WHAT YOU ARE ASKED TO DO:
A complete copy of the entries, exactly as written, is the expected result.

RECORDS FOR THE EXERCISE:
◆ ◆ ◆ ◆

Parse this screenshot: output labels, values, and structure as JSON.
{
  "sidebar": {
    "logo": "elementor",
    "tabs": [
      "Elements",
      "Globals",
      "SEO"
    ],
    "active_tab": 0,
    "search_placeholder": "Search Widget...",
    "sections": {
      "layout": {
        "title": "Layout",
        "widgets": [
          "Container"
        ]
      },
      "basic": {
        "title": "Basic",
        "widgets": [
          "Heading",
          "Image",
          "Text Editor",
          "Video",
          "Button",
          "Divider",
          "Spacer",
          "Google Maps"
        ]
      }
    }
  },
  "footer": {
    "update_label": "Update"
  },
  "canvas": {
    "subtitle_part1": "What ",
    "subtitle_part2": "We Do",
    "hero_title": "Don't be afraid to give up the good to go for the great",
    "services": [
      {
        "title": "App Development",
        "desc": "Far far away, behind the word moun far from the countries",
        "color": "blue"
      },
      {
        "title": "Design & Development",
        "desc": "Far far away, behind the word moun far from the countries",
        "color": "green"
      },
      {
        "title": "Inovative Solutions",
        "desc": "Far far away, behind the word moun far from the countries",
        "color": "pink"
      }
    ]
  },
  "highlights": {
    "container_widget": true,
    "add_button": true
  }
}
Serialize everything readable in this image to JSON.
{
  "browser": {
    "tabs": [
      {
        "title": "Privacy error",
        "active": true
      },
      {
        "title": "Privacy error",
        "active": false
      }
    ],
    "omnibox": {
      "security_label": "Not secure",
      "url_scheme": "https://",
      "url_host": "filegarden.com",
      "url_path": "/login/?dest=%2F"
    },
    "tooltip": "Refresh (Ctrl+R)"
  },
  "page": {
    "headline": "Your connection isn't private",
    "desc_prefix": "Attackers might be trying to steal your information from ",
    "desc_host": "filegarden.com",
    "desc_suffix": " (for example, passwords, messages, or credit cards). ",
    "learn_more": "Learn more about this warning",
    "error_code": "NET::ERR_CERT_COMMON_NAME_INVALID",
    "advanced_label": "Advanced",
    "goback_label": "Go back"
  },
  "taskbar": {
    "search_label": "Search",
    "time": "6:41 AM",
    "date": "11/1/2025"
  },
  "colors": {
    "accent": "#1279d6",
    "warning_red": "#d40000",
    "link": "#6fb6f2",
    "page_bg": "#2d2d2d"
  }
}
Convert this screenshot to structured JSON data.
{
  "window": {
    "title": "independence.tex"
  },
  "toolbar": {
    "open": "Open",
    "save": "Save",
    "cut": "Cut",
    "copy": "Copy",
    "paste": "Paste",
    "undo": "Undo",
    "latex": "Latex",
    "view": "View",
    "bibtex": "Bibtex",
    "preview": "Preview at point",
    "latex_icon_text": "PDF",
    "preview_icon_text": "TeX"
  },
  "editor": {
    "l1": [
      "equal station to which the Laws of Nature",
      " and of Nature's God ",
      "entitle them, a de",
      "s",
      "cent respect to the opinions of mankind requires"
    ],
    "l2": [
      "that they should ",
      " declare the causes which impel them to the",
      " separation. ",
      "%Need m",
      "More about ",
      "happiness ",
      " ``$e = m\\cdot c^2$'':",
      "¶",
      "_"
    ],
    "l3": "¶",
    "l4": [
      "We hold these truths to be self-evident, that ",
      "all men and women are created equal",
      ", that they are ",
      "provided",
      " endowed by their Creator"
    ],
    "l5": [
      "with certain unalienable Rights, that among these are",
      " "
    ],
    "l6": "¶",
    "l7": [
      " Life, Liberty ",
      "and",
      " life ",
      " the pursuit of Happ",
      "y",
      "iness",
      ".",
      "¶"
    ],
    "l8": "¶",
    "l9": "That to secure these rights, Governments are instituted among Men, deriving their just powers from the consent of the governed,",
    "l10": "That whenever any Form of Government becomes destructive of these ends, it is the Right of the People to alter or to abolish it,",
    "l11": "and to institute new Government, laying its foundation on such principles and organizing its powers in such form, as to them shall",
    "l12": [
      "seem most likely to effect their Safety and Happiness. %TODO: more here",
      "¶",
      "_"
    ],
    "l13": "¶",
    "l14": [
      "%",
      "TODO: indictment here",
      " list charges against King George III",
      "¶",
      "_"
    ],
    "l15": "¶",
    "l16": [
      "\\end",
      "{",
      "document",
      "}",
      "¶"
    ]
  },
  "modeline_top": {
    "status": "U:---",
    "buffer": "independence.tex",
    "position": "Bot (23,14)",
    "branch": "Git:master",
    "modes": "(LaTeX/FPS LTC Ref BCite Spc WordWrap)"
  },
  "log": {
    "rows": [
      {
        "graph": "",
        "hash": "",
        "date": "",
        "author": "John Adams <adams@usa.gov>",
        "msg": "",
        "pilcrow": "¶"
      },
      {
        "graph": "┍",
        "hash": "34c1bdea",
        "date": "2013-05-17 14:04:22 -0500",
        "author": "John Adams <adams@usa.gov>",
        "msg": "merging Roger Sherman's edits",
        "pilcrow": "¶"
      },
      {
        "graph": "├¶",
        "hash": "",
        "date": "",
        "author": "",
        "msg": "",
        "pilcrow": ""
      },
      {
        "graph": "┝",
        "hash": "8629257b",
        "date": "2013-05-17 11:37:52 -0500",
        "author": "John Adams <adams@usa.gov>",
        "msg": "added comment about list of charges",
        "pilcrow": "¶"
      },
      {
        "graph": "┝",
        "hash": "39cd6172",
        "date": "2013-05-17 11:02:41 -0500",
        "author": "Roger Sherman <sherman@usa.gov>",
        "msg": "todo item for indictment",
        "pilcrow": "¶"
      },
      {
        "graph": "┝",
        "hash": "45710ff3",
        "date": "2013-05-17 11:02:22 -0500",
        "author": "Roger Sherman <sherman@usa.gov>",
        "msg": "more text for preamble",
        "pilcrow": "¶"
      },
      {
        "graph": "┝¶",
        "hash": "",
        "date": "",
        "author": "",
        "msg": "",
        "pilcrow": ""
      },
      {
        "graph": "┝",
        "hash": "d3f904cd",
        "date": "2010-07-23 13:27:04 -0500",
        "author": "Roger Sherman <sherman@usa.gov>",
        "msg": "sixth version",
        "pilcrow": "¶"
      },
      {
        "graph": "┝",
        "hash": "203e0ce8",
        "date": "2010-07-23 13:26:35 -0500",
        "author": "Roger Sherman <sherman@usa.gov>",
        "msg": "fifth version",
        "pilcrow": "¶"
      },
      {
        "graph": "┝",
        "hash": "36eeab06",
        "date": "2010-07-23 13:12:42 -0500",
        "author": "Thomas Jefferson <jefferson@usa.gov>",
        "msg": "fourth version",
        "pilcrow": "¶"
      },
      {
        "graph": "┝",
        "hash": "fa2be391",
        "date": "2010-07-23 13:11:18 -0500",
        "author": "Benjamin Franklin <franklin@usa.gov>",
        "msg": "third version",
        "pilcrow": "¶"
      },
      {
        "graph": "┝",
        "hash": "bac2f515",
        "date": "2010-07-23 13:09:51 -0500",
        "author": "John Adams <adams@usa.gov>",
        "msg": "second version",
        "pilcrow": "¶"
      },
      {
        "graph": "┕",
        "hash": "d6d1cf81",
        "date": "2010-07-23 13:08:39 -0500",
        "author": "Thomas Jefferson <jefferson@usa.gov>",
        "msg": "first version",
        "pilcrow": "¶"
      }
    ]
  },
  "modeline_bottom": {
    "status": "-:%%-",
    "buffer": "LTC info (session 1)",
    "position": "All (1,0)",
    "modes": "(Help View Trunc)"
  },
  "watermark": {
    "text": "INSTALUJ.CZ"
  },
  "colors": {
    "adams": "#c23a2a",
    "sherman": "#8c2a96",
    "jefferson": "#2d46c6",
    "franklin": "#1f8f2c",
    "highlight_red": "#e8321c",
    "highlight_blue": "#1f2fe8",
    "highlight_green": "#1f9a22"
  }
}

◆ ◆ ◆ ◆

TASK RESULT:
Parse this screenshot: output labels, values, and structure as JSON.
{
  "sidebar": {
    "logo": "elementor",
    "tabs": [
      "Elements",
      "Globals",
      "SEO"
    ],
    "active_tab": 0,
    "search_placeholder": "Search Widget...",
    "sections": {
      "layout": {
        "title": "Layout",
        "widgets": [
          "Container"
        ]
      },
      "basic": {
        "title": "Basic",
        "widgets": [
          "Heading",
          "Image",
          "Text Editor",
          "Video",
          "Button",
          "Divider",
          "Spacer",
          "Google Maps"
        ]
      }
    }
  },
  "footer": {
    "update_label": "Update"
  },
  "canvas": {
    "subtitle_part1": "What ",
    "subtitle_part2": "We Do",
    "hero_title": "Don't be afraid to give up the good to go for the great",
    "services": [
      {
        "title": "App Development",
        "desc": "Far far away, behind the word moun far from the countries",
        "color": "blue"
      },
      {
        "title": "Design & Development",
        "desc": "Far far away, behind the word moun far from the countries",
        "color": "green"
      },
      {
        "title": "Inovative Solutions",
        "desc": "Far far away, behind the word moun far from the countries",
        "color": "pink"
      }
    ]
  },
  "highlights": {
    "container_widget": true,
    "add_button": true
  }
}
Serialize everything readable in this image to JSON.
{
  "browser": {
    "tabs": [
      {
        "title": "Privacy error",
        "active": true
      },
      {
        "title": "Privacy error",
        "active": false
      }
    ],
    "omnibox": {
      "security_label": "Not secure",
      "url_scheme": "https://",
      "url_host": "filegarden.com",
      "url_path": "/login/?dest=%2F"
    },
    "tooltip": "Refresh (Ctrl+R)"
  },
  "page": {
    "headline": "Your connection isn't private",
    "desc_prefix": "Attackers might be trying to steal your information from ",
    "desc_host": "filegarden.com",
    "desc_suffix": " (for example, passwords, messages, or credit cards). ",
    "learn_more": "Learn more about this warning",
    "error_code": "NET::ERR_CERT_COMMON_NAME_INVALID",
    "advanced_label": "Advanced",
    "goback_label": "Go back"
  },
  "taskbar": {
    "search_label": "Search",
    "time": "6:41 AM",
    "date": "11/1/2025"
  },
  "colors": {
    "accent": "#1279d6",
    "warning_red": "#d40000",
    "link": "#6fb6f2",
    "page_bg": "#2d2d2d"
  }
}
Convert this screenshot to structured JSON data.
{
  "window": {
    "title": "independence.tex"
  },
  "toolbar": {
    "open": "Open",
    "save": "Save",
    "cut": "Cut",
    "copy": "Copy",
    "paste": "Paste",
    "undo": "Undo",
    "latex": "Latex",
    "view": "View",
    "bibtex": "Bibtex",
    "preview": "Preview at point",
    "latex_icon_text": "PDF",
    "preview_icon_text": "TeX"
  },
  "editor": {
    "l1": [
      "equal station to which the Laws of Nature",
      " and of Nature's God ",
      "entitle them, a de",
      "s",
      "cent respect to the opinions of mankind requires"
    ],
    "l2": [
      "that they should ",
      " declare the causes which impel them to the",
      " separation. ",
      "%Need m",
      "More about ",
      "happiness ",
      " ``$e = m\\cdot c^2$'':",
      "¶",
      "_"
    ],
    "l3": "¶",
    "l4": [
      "We hold these truths to be self-evident, that ",
      "all men and women are created equal",
      ", that they are ",
      "provided",
      " endowed by their Creator"
    ],
    "l5": [
      "with certain unalienable Rights, that among these are",
      " "
    ],
    "l6": "¶",
    "l7": [
      " Life, Liberty ",
      "and",
      " life ",
      " the pursuit of Happ",
      "y",
      "iness",
      ".",
      "¶"
    ],
    "l8": "¶",
    "l9": "That to secure these rights, Governments are instituted among Men, deriving their just powers from the consent of the governed,",
    "l10": "That whenever any Form of Government becomes destructive of these ends, it is the Right of the People to alter or to abolish it,",
    "l11": "and to institute new Government, laying its foundation on such principles and organizing its powers in such form, as to them shall",
    "l12": [
      "seem most likely to effect their Safety and Happiness. %TODO: more here",
      "¶",
      "_"
    ],
    "l13": "¶",
    "l14": [
      "%",
      "TODO: indictment here",
      " list charges against King George III",
      "¶",
      "_"
    ],
    "l15": "¶",
    "l16": [
      "\\end",
      "{",
      "document",
      "}",
      "¶"
    ]
  },
  "modeline_top": {
    "status": "U:---",
    "buffer": "independence.tex",
    "position": "Bot (23,14)",
    "branch": "Git:master",
    "modes": "(LaTeX/FPS LTC Ref BCite Spc WordWrap)"
  },
  "log": {
    "rows": [
      {
        "graph": "",
        "hash": "",
        "date": "",
        "author": "John Adams <adams@usa.gov>",
        "msg": "",
        "pilcrow": "¶"
      },
      {
        "graph": "┍",
        "hash": "34c1bdea",
        "date": "2013-05-17 14:04:22 -0500",
        "author": "John Adams <adams@usa.gov>",
        "msg": "merging Roger Sherman's edits",
        "pilcrow": "¶"
      },
      {
        "graph": "├¶",
        "hash": "",
        "date": "",
        "author": "",
        "msg": "",
        "pilcrow": ""
      },
      {
        "graph": "┝",
        "hash": "8629257b",
        "date": "2013-05-17 11:37:52 -0500",
        "author": "John Adams <adams@usa.gov>",
        "msg": "added comment about list of charges",
        "pilcrow": "¶"
      },
      {
        "graph": "┝",
        "hash": "39cd6172",
        "date": "2013-05-17 11:02:41 -0500",
        "author": "Roger Sherman <sherman@usa.gov>",
        "msg": "todo item for indictment",
        "pilcrow": "¶"
      },
      {
        "graph": "┝",
        "hash": "45710ff3",
        "date": "2013-05-17 11:02:22 -0500",
        "author": "Roger Sherman <sherman@usa.gov>",
        "msg": "more text for preamble",
        "pilcrow": "¶"
      },
      {
        "graph": "┝¶",
        "hash": "",
        "date": "",
        "author": "",
        "msg": "",
        "pilcrow": ""
      },
      {
        "graph": "┝",
        "hash": "d3f904cd",
        "date": "2010-07-23 13:27:04 -0500",
        "author": "Roger Sherman <sherman@usa.gov>",
        "msg": "sixth version",
        "pilcrow": "¶"
      },
      {
        "graph": "┝",
        "hash": "203e0ce8",
        "date": "2010-07-23 13:26:35 -0500",
        "author": "Roger Sherman <sherman@usa.gov>",
        "msg": "fifth version",
        "pilcrow": "¶"
      },
      {
        "graph": "┝",
        "hash": "36eeab06",
        "date": "2010-07-23 13:12:42 -0500",
        "author": "Thomas Jefferson <jefferson@usa.gov>",
        "msg": "fourth version",
        "pilcrow": "¶"
      },
      {
        "graph": "┝",
        "hash": "fa2be391",
        "date": "2010-07-23 13:11:18 -0500",
        "author": "Benjamin Franklin <franklin@usa.gov>",
        "msg": "third version",
        "pilcrow": "¶"
      },
      {
        "graph": "┝",
        "hash": "bac2f515",
        "date": "2010-07-23 13:09:51 -0500",
        "author": "John Adams <adams@usa.gov>",
        "msg": "second version",
        "pilcrow": "¶"
      },
      {
        "graph": "┕",
        "hash": "d6d1cf81",
        "date": "2010-07-23 13:08:39 -0500",
        "author": "Thomas Jefferson <jefferson@usa.gov>",
        "msg": "first version",
        "pilcrow": "¶"
      }
    ]
  },
  "modeline_bottom": {
    "status": "-:%%-",
    "buffer": "LTC info (session 1)",
    "position": "All (1,0)",
    "modes": "(Help View Trunc)"
  },
  "watermark": {
    "text": "INSTALUJ.CZ"
  },
  "colors": {
    "adams": "#c23a2a",
    "sherman": "#8c2a96",
    "jefferson": "#2d46c6",
    "franklin": "#1f8f2c",
    "highlight_red": "#e8321c",
    "highlight_blue": "#1f2fe8",
    "highlight_green": "#1f9a22"
  }
}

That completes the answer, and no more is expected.